Photo credit: San Diego Skyline by Vanessa Vancour
Many experts have been speculating for a while about the development of the Mexican economy. This is being reflected in a growing trend showing the numerous positive benefits of establishing operations in Mexico.
Many companies are taking advantages of the shorter supply chains for manufacturing goods in Mexico rather than outsourcing to the Far East. It has been reported that Mexico has signed over forty trade agreements. This approach has been further strengthened by the links being established between San Diego and Tijuana. A number of experts are comparing the feel and experience of these links with the special economic zones seen in the 1990’s such as between Hong Kong and Shenzhen.
In fact many companies are treating their satellite offices established in Mexico as just another regional office despite it being in another country. Some even speculate about the possibility of putting in a joint bid for San Diego and Tijuana to host the 2024 Summer Olympic Games. This spirit of cooperation is radically different from years gone by, where San Diego experienced a great many problems with illegal immigrants crossing the border from Mexico.
There has been great change and now many San Diego residents see the potential for economic growth rather than a border threat. In fact, many influential decision makers are actively trying to bolster the Tijuana economy and bring about embracing cooperation. They are encouraging an attitude of communication and openness rather than viewing a security risk. Many feel that increased border security will be accompanied by a great economic cost.
Delays at high security border crossings can often take in excess of three hours which creates huge trade problems. Some supporters of building a regional economy believe that investment should be focused on more agents and crossing lanes rather than more fences. This would allow people to cross more quickly and increased technology could allow inspections in seconds rather than minutes. Recent research actually estimated that delays at the border could actually cost in excess of $2 billion each year for the region.

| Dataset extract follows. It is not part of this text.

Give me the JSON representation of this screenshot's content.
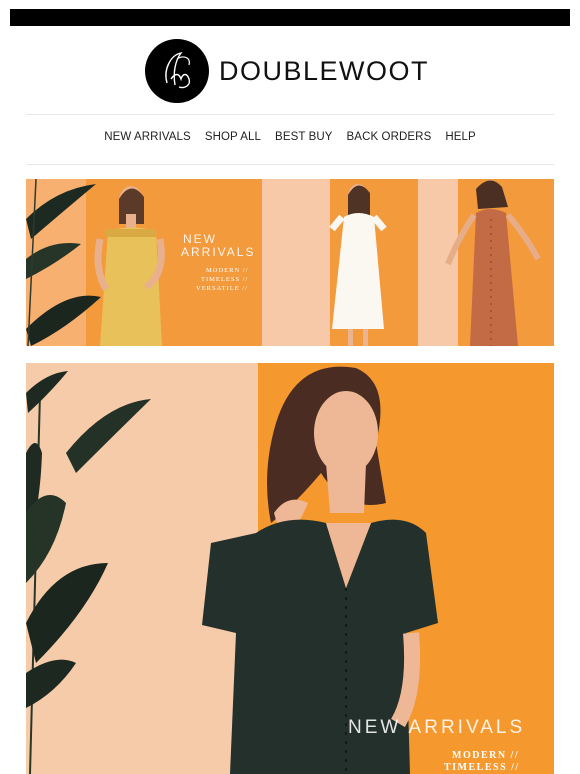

At the Regional Studies Department at San Diego State University, they believe that the national stigma about border control issues remains and while delays at border crossings may make some United States residents feel more secure, it is costing time and resources. They believe that it would better to improve the functions of the border and improve the inefficiencies which are penalizing businesses and the economy.
San Diego Major Filner has made the focal point of his administration the cross border relations and is mentioning Mexico whenever the opportunity presents itself. He has appointed a binational director of affairs and while the Olympic cross border bid has been rejected by the committee, he remains optimistic.
With Mexico receiving the second largest volume of exports from the U.S, it is clear that changes to infrastructure and border control will soon become a priority for the administration. Plans to expand the border crossing west have been approved; the federal money has yet to be appropriated. The Mexican side has already been renovated but the American side plans appear to have stalled. It is clear that these plans need action to push forward development and create the regional economy of the future.
Both cities are working in a bi-national project to accelerate growth of the region: A cross-border bridge from Tijuana Airport to San Diego border. For now, the Mexican side of this project is led by GAP (Grupo Aeroportuario del Pacífico), which manages Airports of Mexican Pacific from Guadalajara to Tijuana. It has been reported that Tijuana airport is working in an expansion that will be part of that international bridge.
Cities and counties are taking a more active role on seeking investments and domestic growth for their citizens. Regional integration is becoming a serious option to several cities for moving along from world recession. Globalization and technology have made easier such integration. Cross-border transactions, inter-state commerce and shared infrastructure still have to follow the law of the place and would require proper contracts and legal documentation, though.